Godot 3.2 will bring Android support to C# users, which can already be tried in the master branch and will soon be available in Godot 3.2 alpha 1. Moreover, the editor code for the Mono module was converted from C++ to C#, making it easier to extend.
Godot 3.2 will see ARKit and Oculus Go/Quest support coming to Godot. ARCore and Valve Index support is not far behind.
While the rest of the Godot contributors are focused on finalizing 3.2 for release, I'm almost exclusively dedicated to porting the engine to Vulkan, as part of the 4.0 release effort. This is so far an exciting adventure and I'm learning a lot about it.
WebRTC for the High Level Multiplayer API is here! Featuring a fully peer to peer mesh network. Documentation is now available for WebRTC classes, a tutorial and two new demos has been added.
With the Godot 3.1 release, the Visual Shader editor was recreated from the ashes of its Godot 2.x ancestor. While usable and packed with visual features, Visual Shaders lacked many features from their Shader (script) big brother. A new update has been prepared for Godot 3.2 to solve this problem.
Godot's WebRTC interface is getting STUN/TURN support, and now allows you to create multiple reliable or unreliable data channels. WebRTC GDNative support for non-HTML5 platforms can now works as a drop-in library without any extra configuration. Some hints on incoming multiplayer support.
Godot 3.1.1-stable is released, the first maintenance release of the 3.1 series. In this release we've fixed an important security issue related to networking, added some nice quality of life improvements to the animation editor, and fixed several bugs.
Godot has the simplest and most efficient Android deploy system you can find in any game engine. With a single click, your project is runing on the phone. With a single option (network fs deploy) your gigabyte-sized project is running on your device in mere seconds. You can use the editor to debug your running game while it runs on your device and you can make changes in the scenes or scripts and they will reflect in real-time in your phone or tablet. The big drawback, however, was that adding plugins was a pain in the butt.
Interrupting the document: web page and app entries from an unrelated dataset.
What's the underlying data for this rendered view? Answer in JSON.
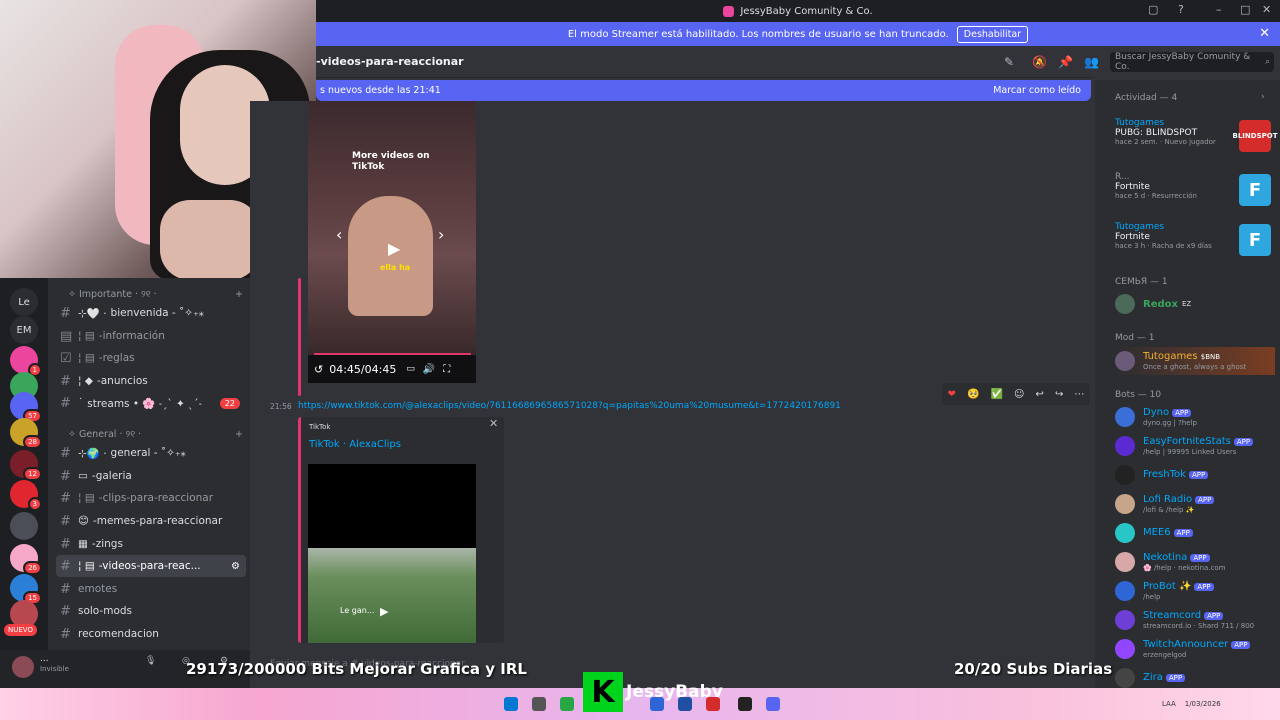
{
  "window": {
    "title": "JessyBaby Comunity & Co.",
    "controls": [
      "▢",
      "?",
      "–",
      "□",
      "✕"
    ]
  },
  "streamer_banner": {
    "text": "El modo Streamer está habilitado. Los nombres de usuario se han truncado.",
    "button": "Deshabilitar",
    "close": "✕"
  },
  "servers": [
    {
      "label": "Le"
    },
    {
      "label": "EM"
    },
    {
      "label": "",
      "badge": "1"
    },
    {
      "label": "",
      "badge": ""
    },
    {
      "label": "",
      "badge": "57"
    },
    {
      "label": "",
      "badge": "28"
    },
    {
      "label": "",
      "badge": "12"
    },
    {
      "label": "",
      "badge": "3"
    },
    {
      "label": "",
      "badge": ""
    },
    {
      "label": "",
      "badge": "26"
    },
    {
      "label": "",
      "badge": "15"
    },
    {
      "label": "",
      "badge": ""
    }
  ],
  "nuevo": "NUEVO",
  "categories": {
    "importante": "✧ Importante · ୨୧ ·",
    "general": "✧ General · ୨୧ ·"
  },
  "channels": [
    {
      "name": "bienvenida - ˚✧₊⁎",
      "prefix": "⊹🤍 ·"
    },
    {
      "name": "-información",
      "prefix": "¦ ▤"
    },
    {
      "name": "-reglas",
      "prefix": "¦ ▤"
    },
    {
      "name": "-anuncios",
      "prefix": "¦ ◆"
    },
    {
      "name": "streams • 🌸 ˗ˏˋ ✦ ˎˊ˗",
      "prefix": "˙",
      "badge": "22"
    },
    {
      "name": "general - ˚✧₊⁎",
      "prefix": "⊹🌍 ·"
    },
    {
      "name": "-galeria",
      "prefix": "▭"
    },
    {
      "name": "-clips-para-reaccionar",
      "prefix": "¦ ▤"
    },
    {
      "name": "-memes-para-reaccionar",
      "prefix": "😊"
    },
    {
      "name": "-zings",
      "prefix": "▦"
    },
    {
      "name": "-videos-para-reac...",
      "prefix": "¦ ▤"
    },
    {
      "name": "emotes",
      "prefix": ""
    },
    {
      "name": "solo-mods",
      "prefix": ""
    },
    {
      "name": "recomendacion",
      "prefix": ""
    }
  ],
  "user_panel": {
    "name": "...",
    "status": "Invisible"
  },
  "header": {
    "channel": "-videos-para-reaccionar",
    "search_placeholder": "Buscar JessyBaby Comunity & Co."
  },
  "new_messages": {
    "text": "s nuevos desde las 21:41",
    "mark_read": "Marcar como leído"
  },
  "video1": {
    "more": "More videos on TikTok",
    "caption": "ella ha",
    "time": "04:45/04:45"
  },
  "message": {
    "time": "21:56",
    "link": "https://www.tiktok.com/@alexaclips/video/7611668696586571028?q=papitas%20uma%20musume&t=1772420176891",
    "embed_provider": "TikTok",
    "embed_title": "TikTok · AlexaClips",
    "video_caption": "Le gan..."
  },
  "input_placeholder": "Enviar mensaje a #-videos-para-reaccionar",
  "members": {
    "activity_header": "Actividad — 4",
    "activities": [
      {
        "game": "Tutogames",
        "title": "PUBG: BLINDSPOT",
        "meta": "hace 2 sem. · Nuevo jugador",
        "tile": "BLINDSPOT",
        "tile_color": "#d42b2b"
      },
      {
        "game": "R...",
        "title": "Fortnite",
        "meta": "hace 5 d · Resurrección",
        "tile": "F",
        "tile_color": "#2ea7e0"
      },
      {
        "game": "Tutogames",
        "title": "Fortnite",
        "meta": "hace 3 h · Racha de x9 días",
        "tile": "F",
        "tile_color": "#2ea7e0"
      }
    ],
    "family_header": "СЕМЬЯ — 1",
    "family": [
      {
        "name": "Redox",
        "tag": "EZ",
        "color": "#3ba55c"
      }
    ],
    "mod_header": "Mod — 1",
    "mods": [
      {
        "name": "Tutogames",
        "tag": "$BNB",
        "sub": "Once a ghost, always a ghost",
        "color": "#f0b232"
      }
    ],
    "bots_header": "Bots — 10",
    "bots": [
      {
        "name": "Dyno",
        "sub": "dyno.gg | ?help",
        "color": "#00a8fc",
        "avatar": "#3a6fd8"
      },
      {
        "name": "EasyFortniteStats",
        "sub": "/help | 99995 Linked Users",
        "color": "#00a8fc",
        "avatar": "#5b2bd1"
      },
      {
        "name": "FreshTok",
        "sub": "",
        "color": "#00a8fc",
        "avatar": "#222"
      },
      {
        "name": "Lofi Radio",
        "sub": "/lofi & /help ✨",
        "color": "#00a8fc",
        "avatar": "#c7a58a"
      },
      {
        "name": "MEE6",
        "sub": "",
        "color": "#00a8fc",
        "avatar": "#29c6c8"
      },
      {
        "name": "Nekotina",
        "sub": "🌸 /help · nekotina.com",
        "color": "#00a8fc",
        "avatar": "#d7a8a8"
      },
      {
        "name": "ProBot ✨",
        "sub": "/help",
        "color": "#00a8fc",
        "avatar": "#2f66d6"
      },
      {
        "name": "Streamcord",
        "sub": "streamcord.io · Shard 711 / 800",
        "color": "#00a8fc",
        "avatar": "#6d3fd6"
      },
      {
        "name": "TwitchAnnouncer",
        "sub": "erzengelgod",
        "color": "#00a8fc",
        "avatar": "#9146ff"
      },
      {
        "name": "Zira",
        "sub": "",
        "color": "#00a8fc",
        "avatar": "#444"
      }
    ],
    "app_label": "APP"
  },
  "overlay": {
    "bits": "29173/200000 Bits Mejorar Grafica y IRL",
    "subs": "20/20 Subs Diarias",
    "brand": "JessyBaby",
    "logo": "K"
  },
  "tray": {
    "lang": "LAA",
    "date": "1/03/2026"
  }
}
Godot is getting some WebRTC love! Experimental support is available in current master branch, enabling low latency networking in HTML5/WebAssembly exports, and initial desktop platforms support via GDNative. The API is still experimental but will become stable in the next few months.
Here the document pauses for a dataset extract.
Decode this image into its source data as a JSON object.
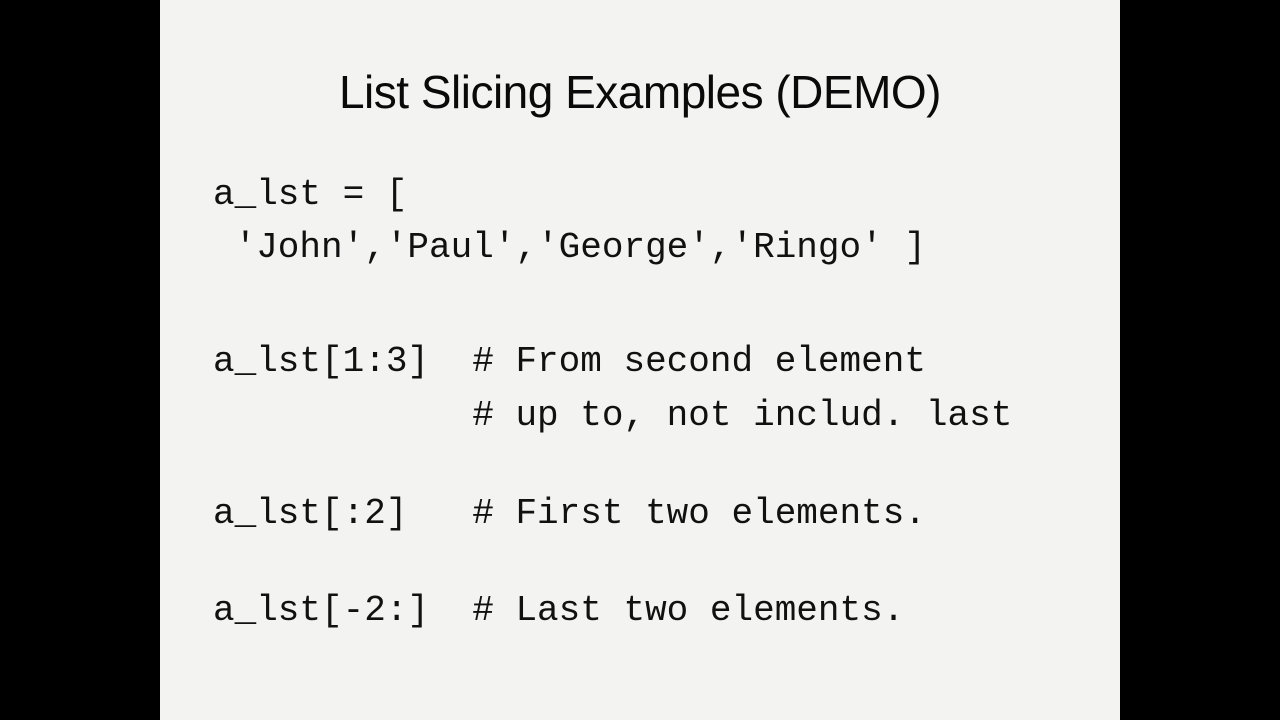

With the import system rewrite in Godot 3.0, the ability to import atlases was lost. Using atlases is not as common nowadays, given the processing power of desktop and devices has increased a lot, but there are many use cases where this may be worth it. Godot 3.2 will bring back support for it.
Another year, another showreel. As every year, the amount of quality games being created by Godot has increased significantly (as did the amount of submissions).
This year, during GDC, GitHub again hosted a Godot Meetup at their offices and the amount of attendants was considerably bigger than last year. Thanks hugely to them for all their support!
We are delighted to announce that Godot Engine has been awarded USD 50,000 by Mozilla as part of the Mozilla Open Source Support (MOSS) Mission Partners program. This award will be used to fund the work of some of our core contributors on three different work packages, all linked with Mozilla's mission of furthering an open and accessible Web. For Godot, this means making sure that everyone can build and play networked and browser-based games with open source technology.
I left these out of 3.0 and never managed to work on it again, yet users requested them a lot this past year. Finally, they will be available for Godot 3.2.
Another long awaited feature makes it for Godot 3.2. This makes the workflow for 3D games considerably easier, by allowing conversion of concave meshes of any form into a set of convex shapes.